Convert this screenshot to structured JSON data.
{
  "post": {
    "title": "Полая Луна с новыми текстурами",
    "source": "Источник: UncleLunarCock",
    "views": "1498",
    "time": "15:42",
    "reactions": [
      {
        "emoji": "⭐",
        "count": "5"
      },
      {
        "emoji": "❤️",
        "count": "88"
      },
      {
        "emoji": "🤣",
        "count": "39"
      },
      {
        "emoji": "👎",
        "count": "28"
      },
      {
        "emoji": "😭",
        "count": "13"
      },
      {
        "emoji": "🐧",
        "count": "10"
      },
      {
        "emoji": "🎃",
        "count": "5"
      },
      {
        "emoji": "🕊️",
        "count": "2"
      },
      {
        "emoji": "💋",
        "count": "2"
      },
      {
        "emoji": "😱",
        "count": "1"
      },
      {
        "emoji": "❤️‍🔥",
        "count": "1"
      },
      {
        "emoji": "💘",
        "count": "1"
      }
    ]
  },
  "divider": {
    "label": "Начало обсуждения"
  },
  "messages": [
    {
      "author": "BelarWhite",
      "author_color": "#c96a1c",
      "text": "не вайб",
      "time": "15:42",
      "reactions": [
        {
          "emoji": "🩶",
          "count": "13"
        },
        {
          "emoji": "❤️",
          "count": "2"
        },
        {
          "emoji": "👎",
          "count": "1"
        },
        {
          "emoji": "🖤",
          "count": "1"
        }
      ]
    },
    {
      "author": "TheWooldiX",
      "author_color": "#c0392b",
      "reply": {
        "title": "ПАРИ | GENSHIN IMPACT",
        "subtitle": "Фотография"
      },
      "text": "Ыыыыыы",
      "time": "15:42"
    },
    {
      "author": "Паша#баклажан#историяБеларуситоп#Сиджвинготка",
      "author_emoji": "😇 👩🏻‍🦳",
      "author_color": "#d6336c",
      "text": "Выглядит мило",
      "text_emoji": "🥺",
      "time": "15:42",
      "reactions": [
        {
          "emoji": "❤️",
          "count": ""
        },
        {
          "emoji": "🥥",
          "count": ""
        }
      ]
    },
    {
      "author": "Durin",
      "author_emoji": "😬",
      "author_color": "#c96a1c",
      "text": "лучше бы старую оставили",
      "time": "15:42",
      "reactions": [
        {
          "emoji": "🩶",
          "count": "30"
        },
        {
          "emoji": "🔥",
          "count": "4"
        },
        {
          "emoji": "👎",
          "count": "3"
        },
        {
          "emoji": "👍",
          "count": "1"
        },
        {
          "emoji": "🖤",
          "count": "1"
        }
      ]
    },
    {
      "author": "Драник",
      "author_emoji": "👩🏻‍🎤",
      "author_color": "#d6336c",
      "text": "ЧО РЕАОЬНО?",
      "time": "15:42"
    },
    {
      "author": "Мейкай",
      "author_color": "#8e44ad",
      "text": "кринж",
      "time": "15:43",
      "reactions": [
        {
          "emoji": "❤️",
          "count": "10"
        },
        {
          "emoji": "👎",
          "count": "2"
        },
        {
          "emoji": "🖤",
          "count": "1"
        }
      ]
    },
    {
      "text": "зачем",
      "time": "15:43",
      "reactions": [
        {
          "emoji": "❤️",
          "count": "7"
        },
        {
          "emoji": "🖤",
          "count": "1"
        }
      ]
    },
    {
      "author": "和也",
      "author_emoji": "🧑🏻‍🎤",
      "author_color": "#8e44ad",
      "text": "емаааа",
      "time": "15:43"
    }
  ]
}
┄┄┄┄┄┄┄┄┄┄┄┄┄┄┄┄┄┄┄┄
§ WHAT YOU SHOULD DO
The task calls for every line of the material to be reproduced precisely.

§ WRITTEN REPLY
Convert this screenshot to structured JSON data.
{
  "post": {
    "title": "Полая Луна с новыми текстурами",
    "source": "Источник: UncleLunarCock",
    "views": "1498",
    "time": "15:42",
    "reactions": [
      {
        "emoji": "⭐",
        "count": "5"
      },
      {
        "emoji": "❤️",
        "count": "88"
      },
      {
        "emoji": "🤣",
        "count": "39"
      },
      {
        "emoji": "👎",
        "count": "28"
      },
      {
        "emoji": "😭",
        "count": "13"
      },
      {
        "emoji": "🐧",
        "count": "10"
      },
      {
        "emoji": "🎃",
        "count": "5"
      },
      {
        "emoji": "🕊️",
        "count": "2"
      },
      {
        "emoji": "💋",
        "count": "2"
      },
      {
        "emoji": "😱",
        "count": "1"
      },
      {
        "emoji": "❤️‍🔥",
        "count": "1"
      },
      {
        "emoji": "💘",
        "count": "1"
      }
    ]
  },
  "divider": {
    "label": "Начало обсуждения"
  },
  "messages": [
    {
      "author": "BelarWhite",
      "author_color": "#c96a1c",
      "text": "не вайб",
      "time": "15:42",
      "reactions": [
        {
          "emoji": "🩶",
          "count": "13"
        },
        {
          "emoji": "❤️",
          "count": "2"
        },
        {
          "emoji": "👎",
          "count": "1"
        },
        {
          "emoji": "🖤",
          "count": "1"
        }
      ]
    },
    {
      "author": "TheWooldiX",
      "author_color": "#c0392b",
      "reply": {
        "title": "ПАРИ | GENSHIN IMPACT",
        "subtitle": "Фотография"
      },
      "text": "Ыыыыыы",
      "time": "15:42"
    },
    {
      "author": "Паша#баклажан#историяБеларуситоп#Сиджвинготка",
      "author_emoji": "😇 👩🏻‍🦳",
      "author_color": "#d6336c",
      "text": "Выглядит мило",
      "text_emoji": "🥺",
      "time": "15:42",
      "reactions": [
        {
          "emoji": "❤️",
          "count": ""
        },
        {
          "emoji": "🥥",
          "count": ""
        }
      ]
    },
    {
      "author": "Durin",
      "author_emoji": "😬",
      "author_color": "#c96a1c",
      "text": "лучше бы старую оставили",
      "time": "15:42",
      "reactions": [
        {
          "emoji": "🩶",
          "count": "30"
        },
        {
          "emoji": "🔥",
          "count": "4"
        },
        {
          "emoji": "👎",
          "count": "3"
        },
        {
          "emoji": "👍",
          "count": "1"
        },
        {
          "emoji": "🖤",
          "count": "1"
        }
      ]
    },
    {
      "author": "Драник",
      "author_emoji": "👩🏻‍🎤",
      "author_color": "#d6336c",
      "text": "ЧО РЕАОЬНО?",
      "time": "15:42"
    },
    {
      "author": "Мейкай",
      "author_color": "#8e44ad",
      "text": "кринж",
      "time": "15:43",
      "reactions": [
        {
          "emoji": "❤️",
          "count": "10"
        },
        {
          "emoji": "👎",
          "count": "2"
        },
        {
          "emoji": "🖤",
          "count": "1"
        }
      ]
    },
    {
      "text": "зачем",
      "time": "15:43",
      "reactions": [
        {
          "emoji": "❤️",
          "count": "7"
        },
        {
          "emoji": "🖤",
          "count": "1"
        }
      ]
    },
    {
      "author": "和也",
      "author_emoji": "🧑🏻‍🎤",
      "author_color": "#8e44ad",
      "text": "емаааа",
      "time": "15:43"
    }
  ]
}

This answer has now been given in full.